The first innings back showed signs of some rough edges, but by the end Smith was contributing fruitfully to his team's victory while returning to the batting crease he described as a "haven", away from all other distractions. "I normally don't get real nervous before I play but I'll be real honest, I was a bit nervous today," he said.
"You know, three months off and I haven't hit that many balls back home, I've had a couple of nets but I haven't had a hit on turf. A hit indoors yesterday and it felt pretty good and had a bit of luck today and I didn't feel as good as I probably ever had, but it's nice to score some runs when you're not feeling good. Hopefully some positive signs."
Smith credited his manager Warren Craig, his fiancée Dani Willis, his father Peter and a close circle of friends for helping him through the past three months. "That's made a big difference to me," Smith said. "They know I absolutely love this game, and all I've ever wanted to be is a cricketer and I think they'd just be happy to see me back playing the game and it was fortunate to score some runs in my first game back, I didn't feel as good as I would've liked, but it's nice to score runs when you're not feeling good.

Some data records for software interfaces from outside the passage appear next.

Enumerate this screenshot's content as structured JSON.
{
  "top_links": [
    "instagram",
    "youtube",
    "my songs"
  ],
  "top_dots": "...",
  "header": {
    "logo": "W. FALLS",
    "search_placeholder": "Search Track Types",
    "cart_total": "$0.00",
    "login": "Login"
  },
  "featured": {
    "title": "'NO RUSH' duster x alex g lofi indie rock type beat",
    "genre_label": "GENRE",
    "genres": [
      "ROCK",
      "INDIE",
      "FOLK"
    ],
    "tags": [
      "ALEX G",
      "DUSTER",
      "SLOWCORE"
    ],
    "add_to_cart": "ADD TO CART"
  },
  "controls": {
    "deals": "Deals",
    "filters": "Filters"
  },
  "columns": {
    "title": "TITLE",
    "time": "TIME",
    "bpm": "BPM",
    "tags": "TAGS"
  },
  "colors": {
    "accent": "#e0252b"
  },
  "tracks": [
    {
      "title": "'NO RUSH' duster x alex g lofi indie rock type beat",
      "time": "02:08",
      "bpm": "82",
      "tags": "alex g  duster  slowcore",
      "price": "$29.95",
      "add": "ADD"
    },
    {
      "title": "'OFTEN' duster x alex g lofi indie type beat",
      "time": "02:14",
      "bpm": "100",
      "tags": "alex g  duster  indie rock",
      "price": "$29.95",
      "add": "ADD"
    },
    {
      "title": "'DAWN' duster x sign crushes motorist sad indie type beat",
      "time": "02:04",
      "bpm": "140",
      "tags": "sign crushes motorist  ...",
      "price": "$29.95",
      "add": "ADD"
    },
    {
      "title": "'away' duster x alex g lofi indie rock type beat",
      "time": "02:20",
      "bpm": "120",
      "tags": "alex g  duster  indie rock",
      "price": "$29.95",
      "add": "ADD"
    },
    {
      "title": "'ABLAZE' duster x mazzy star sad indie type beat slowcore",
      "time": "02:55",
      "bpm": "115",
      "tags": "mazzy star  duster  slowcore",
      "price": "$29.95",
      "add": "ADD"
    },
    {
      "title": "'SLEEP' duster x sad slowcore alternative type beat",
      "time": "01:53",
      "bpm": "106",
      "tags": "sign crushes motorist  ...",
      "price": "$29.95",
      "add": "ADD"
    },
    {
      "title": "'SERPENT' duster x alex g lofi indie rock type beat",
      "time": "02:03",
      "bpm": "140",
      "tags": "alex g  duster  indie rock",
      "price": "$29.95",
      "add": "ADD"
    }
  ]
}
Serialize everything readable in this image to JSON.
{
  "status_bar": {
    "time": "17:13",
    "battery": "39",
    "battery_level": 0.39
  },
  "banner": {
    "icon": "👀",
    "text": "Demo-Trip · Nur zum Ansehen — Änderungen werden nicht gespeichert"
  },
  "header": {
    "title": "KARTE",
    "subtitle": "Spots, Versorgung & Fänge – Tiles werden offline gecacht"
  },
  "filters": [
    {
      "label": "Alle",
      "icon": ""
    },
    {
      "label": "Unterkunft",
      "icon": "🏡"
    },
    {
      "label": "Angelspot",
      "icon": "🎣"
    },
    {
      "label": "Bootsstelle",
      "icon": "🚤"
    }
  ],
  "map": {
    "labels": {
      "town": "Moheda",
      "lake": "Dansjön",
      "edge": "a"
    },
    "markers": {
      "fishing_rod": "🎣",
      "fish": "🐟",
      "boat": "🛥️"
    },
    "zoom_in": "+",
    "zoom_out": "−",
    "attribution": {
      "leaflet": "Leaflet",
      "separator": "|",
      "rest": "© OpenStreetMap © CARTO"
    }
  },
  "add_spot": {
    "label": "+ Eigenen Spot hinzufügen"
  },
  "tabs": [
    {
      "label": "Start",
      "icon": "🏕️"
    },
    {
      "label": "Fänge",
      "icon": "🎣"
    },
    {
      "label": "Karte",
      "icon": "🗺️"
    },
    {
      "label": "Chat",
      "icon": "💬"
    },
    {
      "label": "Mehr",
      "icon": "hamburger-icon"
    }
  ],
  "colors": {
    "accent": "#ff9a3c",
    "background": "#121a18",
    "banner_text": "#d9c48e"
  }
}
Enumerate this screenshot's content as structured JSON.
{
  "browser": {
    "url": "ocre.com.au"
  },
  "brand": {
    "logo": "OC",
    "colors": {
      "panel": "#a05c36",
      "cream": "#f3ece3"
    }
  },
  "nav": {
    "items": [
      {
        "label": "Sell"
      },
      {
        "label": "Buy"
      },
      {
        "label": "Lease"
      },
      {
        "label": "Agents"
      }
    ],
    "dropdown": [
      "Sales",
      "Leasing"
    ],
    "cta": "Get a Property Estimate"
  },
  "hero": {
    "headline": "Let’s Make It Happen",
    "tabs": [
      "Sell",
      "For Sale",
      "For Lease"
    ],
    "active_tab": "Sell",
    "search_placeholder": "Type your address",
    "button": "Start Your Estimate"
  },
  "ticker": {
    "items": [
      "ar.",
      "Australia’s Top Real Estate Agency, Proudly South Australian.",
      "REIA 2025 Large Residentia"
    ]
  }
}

"I know all the people back home would be really proud of me playing here for the reasons I'm here as well. So it's nice to be out in the middle. The last couple of months having some time off, I've been fortunate to do some really good work with Gotcha For Life and Gus Worland, talking about the mental health space and manning up and being vulnerable. Sometimes it's okay to not be okay and things like that.
"It's been quite therapeutic for myself, but also I think a lot of the kids at the schools that I've gone to, I know we've made a big difference so far and that's made me feel good in a way, and I'm going to do a lot more of that work when I get back home. I've been fortunate I've had the close people to me to get through what was a pretty difficult time in my life."
As for Smith's plans between now and the end of his ban in March next year, he emphasised a desire to spend time at his home cricket club Sutherland in Sydney's grade competition, and also looked forward to marrying Danni. "People have asked me if I'm going to play a lot of tournaments around the world while I'm suspended from international cricket and I'm going to play this one and go from there," Smith said.
"I know I'm going to go back and I want to try to make a difference at Sutherland, Shane Watson's going to be playing there so it'll be great to reunite with him. I'm getting married back home as well, so I do have a lot to look forward to, but we'll see. If I'm playing in other tournaments there's every chance it'll be later on, probably next year.
"I'm not going to lie, it's been a difficult time in my life there's no doubt about that. But I've accepted my punishment, accepted what I've gone through and I'm moving forward. Part of my rehab is playing cricket as well. That's what I love doing and I want to help Toronto Nationals win this tournament, and most importantly have a good time. That's what [Toronto captain] Darren Sammy's been relaying to us, let's go out and enjoy it and have fun and play some good solid cricket."